The Friday Five: Conservation and nature stories from around the world that caught our eye this week
Each week, countless inspiring and informative stories are published about conservation successes or new discoveries in nature and wildlife around the world. Here are some of the conservation and nature stories that caught our attention the week of March 14, 2016:
The global solution to extinction
When faced with a problem as overwhelming as extinction, few people would say they have the solution. But in this New York Times story, E. O. Wilson, who has been called the "father of biodiversity," offers a passionate plea for global conservation as a solution to one of the 21st century's most pressing issues.
See what he has to suggest here >
Woodlands in Europe: More tree species, more benefits
In recent years there have been a number of discussions about the health, economic and environmental benefits of forests — from forest bathing, to carbon storage, to water filtration and everything in between. But now a group of researchers in Europe have been able to demonstrate that a more diverse forest yields even more benefits.
Learn more about the benefits of diverse forests >
Europe's first redwood forest planted at Eden Project
Why would you plant coastal redwoods, native to California, 5,000 miles away in Cornwall, England? This project in southwest England, dubbed the Eden Project, is an attempt to conserve the trees for future generations. Cornwall's climate, which closely mirrors that of California, is thought to suit the coastal giants.
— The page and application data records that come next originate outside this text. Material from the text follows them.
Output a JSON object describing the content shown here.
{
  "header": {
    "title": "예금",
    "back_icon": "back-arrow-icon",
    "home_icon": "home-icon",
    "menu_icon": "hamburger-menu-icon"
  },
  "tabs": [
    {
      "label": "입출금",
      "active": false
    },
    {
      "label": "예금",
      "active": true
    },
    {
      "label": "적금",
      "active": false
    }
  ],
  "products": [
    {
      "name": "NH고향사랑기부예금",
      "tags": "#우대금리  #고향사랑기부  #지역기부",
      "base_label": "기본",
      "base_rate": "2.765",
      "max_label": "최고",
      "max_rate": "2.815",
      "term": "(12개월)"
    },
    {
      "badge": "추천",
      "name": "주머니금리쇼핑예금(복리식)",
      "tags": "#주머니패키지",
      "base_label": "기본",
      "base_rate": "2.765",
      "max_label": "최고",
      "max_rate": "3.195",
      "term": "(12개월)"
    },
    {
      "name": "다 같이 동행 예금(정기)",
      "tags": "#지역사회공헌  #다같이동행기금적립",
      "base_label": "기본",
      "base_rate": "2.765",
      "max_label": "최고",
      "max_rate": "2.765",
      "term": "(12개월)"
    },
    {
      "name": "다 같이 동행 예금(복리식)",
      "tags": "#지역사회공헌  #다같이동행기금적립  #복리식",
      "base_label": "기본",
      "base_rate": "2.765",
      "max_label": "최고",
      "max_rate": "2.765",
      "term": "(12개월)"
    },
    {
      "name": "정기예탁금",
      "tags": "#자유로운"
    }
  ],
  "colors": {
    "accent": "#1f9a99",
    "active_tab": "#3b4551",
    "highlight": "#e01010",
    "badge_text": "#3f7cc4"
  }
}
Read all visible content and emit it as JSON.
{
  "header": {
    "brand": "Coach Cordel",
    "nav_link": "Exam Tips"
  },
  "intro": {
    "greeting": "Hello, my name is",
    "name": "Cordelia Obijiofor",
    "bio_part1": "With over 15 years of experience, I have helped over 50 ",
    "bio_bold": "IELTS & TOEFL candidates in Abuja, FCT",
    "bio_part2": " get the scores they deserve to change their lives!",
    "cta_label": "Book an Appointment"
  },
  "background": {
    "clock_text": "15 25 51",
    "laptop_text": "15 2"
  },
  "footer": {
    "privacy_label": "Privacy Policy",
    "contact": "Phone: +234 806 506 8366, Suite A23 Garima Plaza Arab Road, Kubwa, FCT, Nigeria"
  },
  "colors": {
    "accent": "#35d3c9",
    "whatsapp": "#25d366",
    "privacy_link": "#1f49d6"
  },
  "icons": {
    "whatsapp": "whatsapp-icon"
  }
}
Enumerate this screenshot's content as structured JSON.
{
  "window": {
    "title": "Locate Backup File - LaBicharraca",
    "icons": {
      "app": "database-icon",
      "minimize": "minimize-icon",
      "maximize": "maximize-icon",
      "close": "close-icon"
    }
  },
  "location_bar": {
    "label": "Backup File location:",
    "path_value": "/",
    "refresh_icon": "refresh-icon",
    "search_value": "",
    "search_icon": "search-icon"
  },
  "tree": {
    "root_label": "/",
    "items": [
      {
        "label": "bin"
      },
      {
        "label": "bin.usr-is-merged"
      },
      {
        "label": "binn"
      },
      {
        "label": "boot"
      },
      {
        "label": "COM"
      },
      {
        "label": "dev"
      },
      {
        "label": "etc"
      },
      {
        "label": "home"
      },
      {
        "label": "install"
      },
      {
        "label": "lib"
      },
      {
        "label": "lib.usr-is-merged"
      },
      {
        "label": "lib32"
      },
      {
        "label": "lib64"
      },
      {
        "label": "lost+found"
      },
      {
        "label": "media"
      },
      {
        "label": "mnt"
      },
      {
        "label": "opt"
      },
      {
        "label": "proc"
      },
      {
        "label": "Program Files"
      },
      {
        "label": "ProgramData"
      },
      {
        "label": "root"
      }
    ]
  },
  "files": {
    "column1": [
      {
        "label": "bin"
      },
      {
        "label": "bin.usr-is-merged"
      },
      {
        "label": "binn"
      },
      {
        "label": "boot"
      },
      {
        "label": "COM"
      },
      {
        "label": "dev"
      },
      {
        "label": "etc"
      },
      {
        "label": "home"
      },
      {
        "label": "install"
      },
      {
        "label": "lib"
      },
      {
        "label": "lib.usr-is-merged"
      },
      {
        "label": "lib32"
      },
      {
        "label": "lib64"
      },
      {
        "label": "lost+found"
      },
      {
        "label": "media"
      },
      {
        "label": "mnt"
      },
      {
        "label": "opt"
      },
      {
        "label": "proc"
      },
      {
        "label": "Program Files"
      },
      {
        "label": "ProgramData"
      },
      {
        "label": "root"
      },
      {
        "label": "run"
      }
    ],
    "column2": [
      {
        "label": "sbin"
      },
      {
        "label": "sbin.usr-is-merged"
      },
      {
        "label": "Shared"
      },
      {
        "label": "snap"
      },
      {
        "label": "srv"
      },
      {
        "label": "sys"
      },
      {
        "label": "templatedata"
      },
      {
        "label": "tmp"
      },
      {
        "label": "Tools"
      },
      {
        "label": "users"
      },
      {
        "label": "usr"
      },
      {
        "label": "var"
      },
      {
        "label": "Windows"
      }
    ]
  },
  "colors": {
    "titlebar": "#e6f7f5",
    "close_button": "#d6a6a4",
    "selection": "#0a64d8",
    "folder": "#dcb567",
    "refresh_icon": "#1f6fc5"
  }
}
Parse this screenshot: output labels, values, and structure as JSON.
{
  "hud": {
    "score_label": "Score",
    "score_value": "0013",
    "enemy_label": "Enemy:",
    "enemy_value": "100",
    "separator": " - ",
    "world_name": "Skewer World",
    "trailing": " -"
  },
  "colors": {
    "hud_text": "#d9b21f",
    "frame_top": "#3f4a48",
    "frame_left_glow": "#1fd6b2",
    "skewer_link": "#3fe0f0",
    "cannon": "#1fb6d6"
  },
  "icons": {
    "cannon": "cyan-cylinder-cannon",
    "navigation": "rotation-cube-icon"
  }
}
More about the Eden Project >
This zoo-approved VR app wants to get you up close with animals
What role can virtual reality have in wildlife conservation and environmental education? This was a question tackled by app developers and digital specialists at SXSW recently. From whether to stream live video, to how to set up 360-degree GoPro cameras to film wildlife, staff from the Zoological Society of London discussed the possibilities of VR for conservation.
How Asian carp could become Lake Erie's most common fish
There's a scaly threat moving quietly towards the Great Lakes: Asian carp, an invasive non-native species. If left unchecked, Asian carp could one day become the most common fish species in Lake Erie. This is however a unique opportunity to stop invaders before they become a problem, says Mark Gaden of the Great Lakes Fisheries Commission.
Read about this threat and what's being done about it >